Supplied information Block Start

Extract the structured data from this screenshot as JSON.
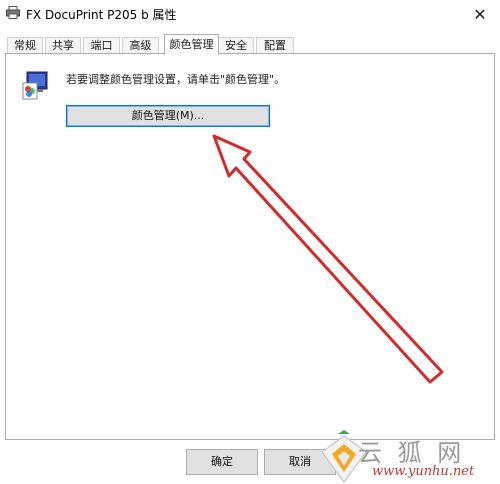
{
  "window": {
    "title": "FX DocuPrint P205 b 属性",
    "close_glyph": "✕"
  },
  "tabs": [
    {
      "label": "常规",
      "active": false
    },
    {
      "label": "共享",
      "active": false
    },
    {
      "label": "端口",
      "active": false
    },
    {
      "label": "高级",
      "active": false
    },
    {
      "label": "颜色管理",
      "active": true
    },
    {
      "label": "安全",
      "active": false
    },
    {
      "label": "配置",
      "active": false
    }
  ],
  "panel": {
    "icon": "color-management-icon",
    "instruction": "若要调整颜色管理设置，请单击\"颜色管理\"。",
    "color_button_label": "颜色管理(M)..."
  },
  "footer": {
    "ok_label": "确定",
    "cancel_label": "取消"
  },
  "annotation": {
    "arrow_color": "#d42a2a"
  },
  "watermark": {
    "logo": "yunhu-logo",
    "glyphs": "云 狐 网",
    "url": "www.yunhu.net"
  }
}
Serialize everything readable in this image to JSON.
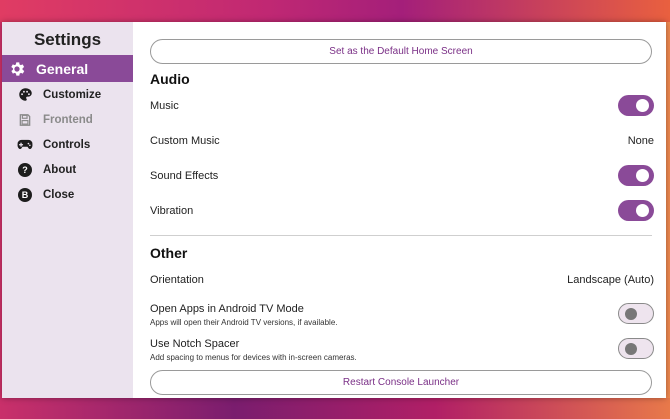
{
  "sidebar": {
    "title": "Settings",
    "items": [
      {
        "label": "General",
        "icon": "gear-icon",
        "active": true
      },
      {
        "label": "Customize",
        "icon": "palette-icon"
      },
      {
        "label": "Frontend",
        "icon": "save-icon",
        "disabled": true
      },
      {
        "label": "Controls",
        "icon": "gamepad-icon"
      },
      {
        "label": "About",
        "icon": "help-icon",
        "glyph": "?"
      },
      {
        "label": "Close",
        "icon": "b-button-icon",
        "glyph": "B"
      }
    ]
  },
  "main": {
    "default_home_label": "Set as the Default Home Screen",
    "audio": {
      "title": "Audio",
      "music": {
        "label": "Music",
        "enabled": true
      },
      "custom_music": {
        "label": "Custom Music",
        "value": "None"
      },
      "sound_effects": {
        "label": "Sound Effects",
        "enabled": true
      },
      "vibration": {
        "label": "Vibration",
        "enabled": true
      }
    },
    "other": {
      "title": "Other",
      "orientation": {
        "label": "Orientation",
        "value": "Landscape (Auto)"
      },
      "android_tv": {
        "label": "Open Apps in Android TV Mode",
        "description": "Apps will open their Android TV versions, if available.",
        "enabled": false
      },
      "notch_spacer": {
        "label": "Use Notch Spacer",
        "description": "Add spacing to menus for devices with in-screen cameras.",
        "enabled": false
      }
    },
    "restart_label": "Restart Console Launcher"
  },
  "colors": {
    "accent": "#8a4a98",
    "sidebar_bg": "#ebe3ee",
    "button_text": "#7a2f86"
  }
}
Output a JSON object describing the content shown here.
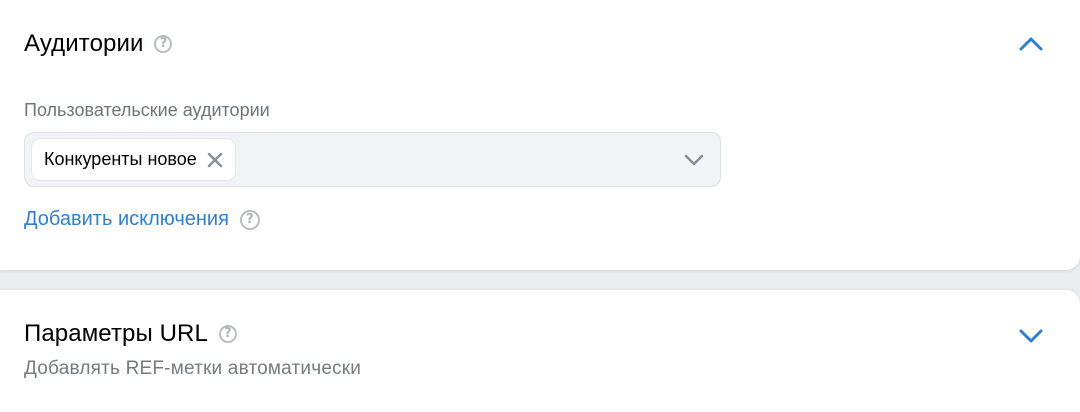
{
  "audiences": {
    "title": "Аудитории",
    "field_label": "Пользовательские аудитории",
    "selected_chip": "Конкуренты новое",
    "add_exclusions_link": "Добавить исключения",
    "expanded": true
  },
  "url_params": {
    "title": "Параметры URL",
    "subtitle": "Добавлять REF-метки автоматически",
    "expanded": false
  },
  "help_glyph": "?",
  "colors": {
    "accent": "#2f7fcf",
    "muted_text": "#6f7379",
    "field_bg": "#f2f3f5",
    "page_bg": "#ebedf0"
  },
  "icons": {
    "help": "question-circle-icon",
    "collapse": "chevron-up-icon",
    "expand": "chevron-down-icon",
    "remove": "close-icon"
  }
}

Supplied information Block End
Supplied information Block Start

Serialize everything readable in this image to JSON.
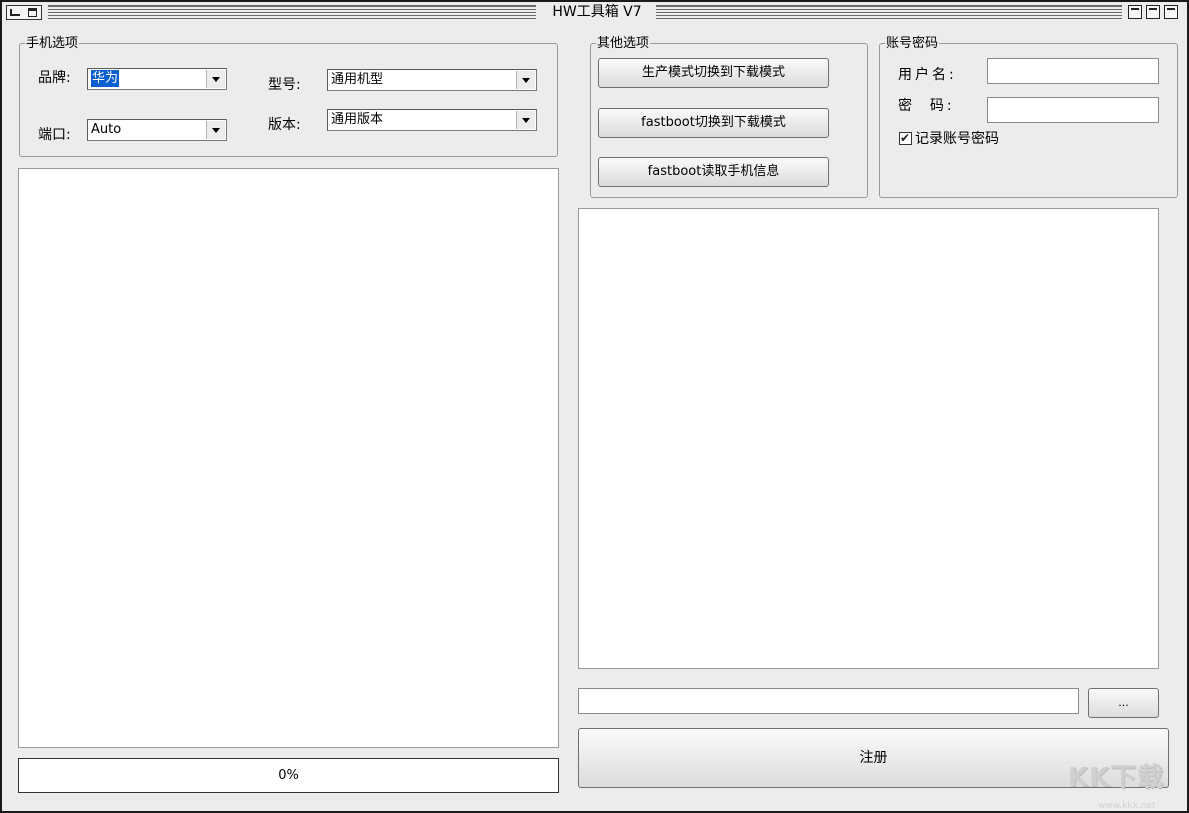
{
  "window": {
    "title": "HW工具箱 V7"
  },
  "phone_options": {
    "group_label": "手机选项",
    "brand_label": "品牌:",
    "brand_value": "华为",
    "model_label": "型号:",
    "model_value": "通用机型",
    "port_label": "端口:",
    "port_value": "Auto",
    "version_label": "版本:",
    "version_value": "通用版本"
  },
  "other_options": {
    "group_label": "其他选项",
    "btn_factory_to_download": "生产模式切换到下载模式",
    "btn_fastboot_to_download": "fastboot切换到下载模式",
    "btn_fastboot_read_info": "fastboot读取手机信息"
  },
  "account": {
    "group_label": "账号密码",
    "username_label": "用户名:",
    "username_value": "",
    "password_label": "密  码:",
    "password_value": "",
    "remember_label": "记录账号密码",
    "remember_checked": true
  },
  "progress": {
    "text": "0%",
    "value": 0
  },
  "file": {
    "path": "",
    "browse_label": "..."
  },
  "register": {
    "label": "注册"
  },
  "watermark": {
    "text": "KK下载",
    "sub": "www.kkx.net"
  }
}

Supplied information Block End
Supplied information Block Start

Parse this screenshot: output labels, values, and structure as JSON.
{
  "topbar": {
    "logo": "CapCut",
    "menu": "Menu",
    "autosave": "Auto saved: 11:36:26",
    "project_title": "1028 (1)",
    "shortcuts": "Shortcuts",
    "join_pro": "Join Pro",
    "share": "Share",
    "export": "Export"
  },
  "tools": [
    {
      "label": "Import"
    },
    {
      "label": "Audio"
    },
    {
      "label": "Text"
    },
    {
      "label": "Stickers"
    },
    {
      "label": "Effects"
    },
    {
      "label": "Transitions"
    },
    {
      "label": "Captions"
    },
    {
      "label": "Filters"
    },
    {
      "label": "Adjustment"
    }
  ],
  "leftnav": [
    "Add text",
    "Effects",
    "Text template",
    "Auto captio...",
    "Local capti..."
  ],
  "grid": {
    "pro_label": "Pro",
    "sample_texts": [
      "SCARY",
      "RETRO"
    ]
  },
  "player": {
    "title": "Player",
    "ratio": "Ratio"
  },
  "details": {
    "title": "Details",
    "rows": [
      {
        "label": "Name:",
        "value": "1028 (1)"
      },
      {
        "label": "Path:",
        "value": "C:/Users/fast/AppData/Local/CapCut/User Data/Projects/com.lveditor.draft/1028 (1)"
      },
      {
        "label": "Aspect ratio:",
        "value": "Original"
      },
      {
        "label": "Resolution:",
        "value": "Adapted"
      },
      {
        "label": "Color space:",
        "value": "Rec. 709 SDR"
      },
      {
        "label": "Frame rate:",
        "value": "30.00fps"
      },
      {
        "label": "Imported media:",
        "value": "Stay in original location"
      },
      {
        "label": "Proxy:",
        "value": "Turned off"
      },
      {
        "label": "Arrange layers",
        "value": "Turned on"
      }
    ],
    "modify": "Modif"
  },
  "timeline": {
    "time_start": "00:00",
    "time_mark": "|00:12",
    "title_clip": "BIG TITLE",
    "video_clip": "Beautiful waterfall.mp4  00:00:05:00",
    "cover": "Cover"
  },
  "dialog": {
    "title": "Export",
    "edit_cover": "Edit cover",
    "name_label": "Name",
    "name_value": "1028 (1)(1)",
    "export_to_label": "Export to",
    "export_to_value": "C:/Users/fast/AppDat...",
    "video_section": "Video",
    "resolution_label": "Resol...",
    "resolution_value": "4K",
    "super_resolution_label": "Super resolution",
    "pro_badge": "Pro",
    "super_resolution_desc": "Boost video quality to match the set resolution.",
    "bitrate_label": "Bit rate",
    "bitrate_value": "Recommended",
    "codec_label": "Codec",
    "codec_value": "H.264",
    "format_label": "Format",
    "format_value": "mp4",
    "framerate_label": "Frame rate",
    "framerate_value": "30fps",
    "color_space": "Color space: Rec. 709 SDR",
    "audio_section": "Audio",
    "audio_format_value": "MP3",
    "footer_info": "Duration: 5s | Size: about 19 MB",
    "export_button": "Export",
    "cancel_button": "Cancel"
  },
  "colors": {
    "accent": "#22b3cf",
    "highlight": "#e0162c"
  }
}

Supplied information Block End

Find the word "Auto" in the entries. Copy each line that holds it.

        "value": "Landscape (Auto)"
    "port_value": "Auto",
    "autosave": "Auto saved: 11:36:26",
    "Auto captio...",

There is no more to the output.